I first heard about the laundries through the movie “The Magdalene Sisters,” which would be a good companion to this book for those who want to learn more. The laundries were places for “fallen women” to go in very Catholic Ireland, where they were treated as prisoners, doing heavy manual labor under the Watch of often cruel nuns, and they could not be released until, generally, a male family member came to retrieve them. Many were only released through death.
“The Magdelen Girls” depicts one of these places, The Sisters of Divine Redemption, in a very real and powerful way. Set in the 1960s, the book follows three girls who find themselves given over to the nuns by their families for various offenses, including “seduction,” and just generally not being useful around the house. Seriously.
The book is a bit depressing because – as in the movie I mentioned – even when the women are rescued – they often feel empty, betrayed, hopeless, etc. Happy endings are few and far between here. And this book is also light on them.
In specific terms, the book also doesn’t add much to the understanding of the places, so I would recommend it mostly for people new to the subject. It’s also pretty unresolved in the end. I don’t want to give too many spoilers, but things aren’t completed in the end. As was the case in real life, some of the girls are “out” but some aren’t, and the nuns go unpunished. It just, is.

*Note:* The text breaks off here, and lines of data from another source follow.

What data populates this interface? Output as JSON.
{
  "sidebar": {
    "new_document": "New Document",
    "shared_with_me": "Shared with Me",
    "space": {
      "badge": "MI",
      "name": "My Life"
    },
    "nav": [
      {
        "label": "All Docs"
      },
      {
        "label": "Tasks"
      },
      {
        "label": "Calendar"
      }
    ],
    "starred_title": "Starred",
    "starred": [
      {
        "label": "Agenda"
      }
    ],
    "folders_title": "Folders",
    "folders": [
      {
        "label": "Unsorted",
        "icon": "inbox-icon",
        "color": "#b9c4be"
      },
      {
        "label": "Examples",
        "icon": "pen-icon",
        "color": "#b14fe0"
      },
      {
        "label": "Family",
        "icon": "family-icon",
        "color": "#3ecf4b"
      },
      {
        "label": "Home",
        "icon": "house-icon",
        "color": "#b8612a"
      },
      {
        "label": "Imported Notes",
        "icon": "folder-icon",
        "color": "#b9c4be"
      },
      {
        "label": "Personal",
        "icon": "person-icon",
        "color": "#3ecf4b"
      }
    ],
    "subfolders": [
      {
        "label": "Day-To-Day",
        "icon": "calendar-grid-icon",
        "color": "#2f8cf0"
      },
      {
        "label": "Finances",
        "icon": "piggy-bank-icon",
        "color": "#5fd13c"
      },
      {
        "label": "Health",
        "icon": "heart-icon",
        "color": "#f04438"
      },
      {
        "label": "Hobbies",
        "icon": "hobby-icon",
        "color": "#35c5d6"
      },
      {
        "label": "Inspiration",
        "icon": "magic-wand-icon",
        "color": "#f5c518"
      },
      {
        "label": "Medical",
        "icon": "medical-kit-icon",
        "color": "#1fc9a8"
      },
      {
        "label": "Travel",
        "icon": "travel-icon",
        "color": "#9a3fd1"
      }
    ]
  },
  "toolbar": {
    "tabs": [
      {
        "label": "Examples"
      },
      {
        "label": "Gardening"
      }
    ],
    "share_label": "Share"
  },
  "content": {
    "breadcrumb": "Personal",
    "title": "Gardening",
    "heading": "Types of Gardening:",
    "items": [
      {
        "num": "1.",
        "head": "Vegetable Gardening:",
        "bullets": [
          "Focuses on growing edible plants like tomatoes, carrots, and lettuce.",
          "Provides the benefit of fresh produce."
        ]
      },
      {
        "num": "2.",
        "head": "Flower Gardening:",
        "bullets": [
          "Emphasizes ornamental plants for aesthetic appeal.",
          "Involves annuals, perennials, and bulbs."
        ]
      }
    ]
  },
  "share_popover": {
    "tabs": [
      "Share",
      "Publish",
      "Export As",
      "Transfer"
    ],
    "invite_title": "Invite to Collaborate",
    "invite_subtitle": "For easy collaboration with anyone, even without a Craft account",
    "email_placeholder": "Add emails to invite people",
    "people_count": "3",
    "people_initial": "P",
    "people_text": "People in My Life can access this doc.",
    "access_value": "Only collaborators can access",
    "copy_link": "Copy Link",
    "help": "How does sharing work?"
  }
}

So, if this is a subject which interests you, I would pick this book up. But if you’re well-versed in the subject, and are looking for more of a detailed account, I would recommend some of the memoirs that are out there.
Either way, I’m glad that the memory of what these women went through isn’t forgotten.